At first glance, Save to Google looks similar to browser extensions like Pocket or Readability, which allow users to save articles from the web and read them later. How is it different? First, Save to Google lacks a major feature of these read-it-later extensions, which strip away CSS and HTML formatting to present clean, plain-text articles that users can access on websites like Pocket and Readability. Save to Google doesn't work like this. Instead, it effectively turns google.com/save into a dressed-up bookmarks folder, where your "saved webpages" are just bookmarked links with header-photos.
Save to Google does offer some more features; for example, it lets you tag and add notes to saved webpages. To me, this makes Save to Google feel more like a stripped-down Evernote Web Clipper, and google.com/save a very basic version of Evernote.
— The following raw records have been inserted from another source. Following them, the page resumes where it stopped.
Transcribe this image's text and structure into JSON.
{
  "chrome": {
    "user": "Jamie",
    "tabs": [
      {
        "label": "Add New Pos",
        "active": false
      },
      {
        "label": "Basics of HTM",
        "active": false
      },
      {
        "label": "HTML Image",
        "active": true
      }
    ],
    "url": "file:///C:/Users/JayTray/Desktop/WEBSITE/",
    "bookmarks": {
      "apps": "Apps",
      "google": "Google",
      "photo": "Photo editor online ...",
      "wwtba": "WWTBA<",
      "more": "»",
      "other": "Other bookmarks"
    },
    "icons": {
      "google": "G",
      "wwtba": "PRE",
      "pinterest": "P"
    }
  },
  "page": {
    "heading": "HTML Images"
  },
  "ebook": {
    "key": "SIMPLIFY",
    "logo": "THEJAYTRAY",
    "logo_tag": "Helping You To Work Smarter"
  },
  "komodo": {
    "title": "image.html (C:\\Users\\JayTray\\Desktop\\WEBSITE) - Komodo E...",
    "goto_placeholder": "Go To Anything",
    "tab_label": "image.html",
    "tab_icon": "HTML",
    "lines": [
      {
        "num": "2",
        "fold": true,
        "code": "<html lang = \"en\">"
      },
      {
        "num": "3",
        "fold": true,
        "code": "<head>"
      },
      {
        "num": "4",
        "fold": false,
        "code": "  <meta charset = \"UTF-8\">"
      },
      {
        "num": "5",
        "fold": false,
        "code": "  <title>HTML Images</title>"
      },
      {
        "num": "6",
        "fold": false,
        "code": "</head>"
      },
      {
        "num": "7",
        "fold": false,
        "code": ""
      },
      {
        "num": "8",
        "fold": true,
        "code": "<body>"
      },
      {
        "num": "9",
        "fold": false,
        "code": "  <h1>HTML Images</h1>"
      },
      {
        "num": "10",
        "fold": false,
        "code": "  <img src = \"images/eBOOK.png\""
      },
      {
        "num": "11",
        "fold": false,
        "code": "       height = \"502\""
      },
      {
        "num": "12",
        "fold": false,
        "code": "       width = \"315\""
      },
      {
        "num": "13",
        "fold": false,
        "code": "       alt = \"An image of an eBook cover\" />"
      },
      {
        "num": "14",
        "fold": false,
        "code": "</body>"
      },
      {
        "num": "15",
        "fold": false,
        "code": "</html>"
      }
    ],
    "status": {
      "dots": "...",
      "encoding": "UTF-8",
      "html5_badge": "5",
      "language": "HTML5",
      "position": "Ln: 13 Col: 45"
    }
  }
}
It effectively turns google.com/save into a dressed-up bookmarks folder
Save to Google (and google.com/save) could be seen more as a research tool, than a read-it-later extension. And as a research tool, Save to Google offers a much simpler option than Evernote and its Web Clipper. I like that simplicity, and I've often felt that all of the features on the Evernote platform can become too overwhelming at times. (This is primarily why, nearly a year ago, I stopped using Evernote in favor of Google Keep for note taking.) For lightweight research, where you want to collect webpages in one place and take some quick notes on them, Save to Google looks to me like a seamless, easy-to-use option.